  2. How Strong Was Henry VII's Position On The Throne In 1485?

    Henry landed in Milford Haven with mercenaries paid for by the French King; conversely, his nobles had forces upon whom they could rely on to fight for them. Moreover, as the nobility learned to work outside of the monarchy, they became 'over mighty' and many of them believed they could

  1. How effective was Richard III as a king from 1483 - 1485?

    was brought to Salisbury under Richard's power and executed in December 1483. In two months the rebellion had been effectively quashed. An important measure of good kingship is the domestic government. Richard continued and developed the Yorkist system of government, including the chamber system begun by his brother, Edward IV.

  2. How important was foreign support for Henry Tudor in explaining Richard III

    The deal said that Richard III would have Henry Tudor in exchange for protection against France as Brittany is a small island between England and France which feared being invaded. However, Henry Tudor was warned about the deal and he fled from Brittany to France.

  1. Why was Henry Tudor able to overthrow Richard III?

    led to chaos amongst the people. It alienated many and made them believe he had planned the coup to seize the throne and this meant he could not get the initial support and respect he needed, unlike his brother. When he arrested the Archbishop Rotherham, Bishop Morton and Thomas Lord

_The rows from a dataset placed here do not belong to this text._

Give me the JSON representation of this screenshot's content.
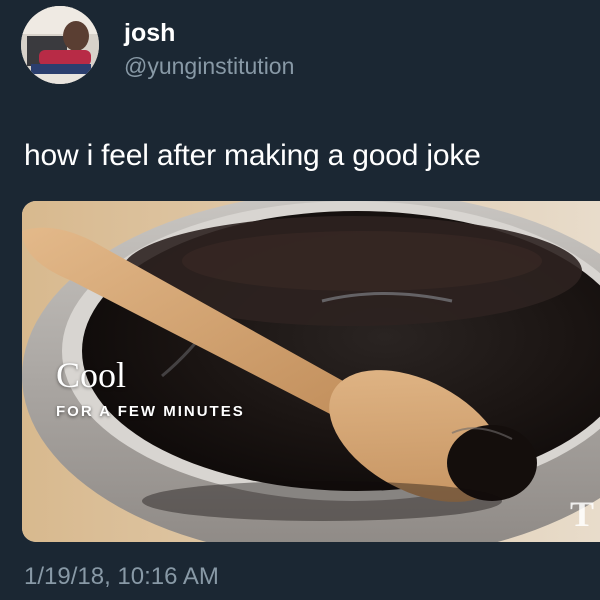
{
  "tweet": {
    "display_name": "josh",
    "handle": "@yunginstitution",
    "text": "how i feel after making a good joke",
    "timestamp": "1/19/18, 10:16 AM"
  },
  "media": {
    "caption_title": "Cool",
    "caption_subtitle": "FOR A FEW MINUTES",
    "watermark": "T"
  },
  "colors": {
    "background": "#1b2733",
    "name_text": "#ffffff",
    "secondary_text": "#8899a6"
  }
}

  2. Did Richard III lose or Henry win the throne in 1485?

    This infuriated many nobles as the execution without trial was again unjust. Another cause for his unpopularity was the question of benevolences. When he was crowned Richard promised to stop the use of benevolences as this was particularly disliked by the nobles.

  1. Did Richard III lose the Throne, or did Henry Tudor gain it?

    Richard knew that his popularity had been diminished and was desperately clinging to any attempt to strengthen his claim to the throne.

  2. Edward Woodstock, Lanuedoc and Poitiers campaigns.

    Sedgwick, one must bear in mind the circumstances in which he was sent out. He was originally heading one of three prongs of an attack on France. Woodstock was never meant to be isolated as occurred, and due to the bad communications of the time, unable to liase with England during the actual campaigns.

  • Over 160,000 pieces
    of student written work
  • Annotated by
    experienced teachers
  • Ideas and feedback to
    improve your own work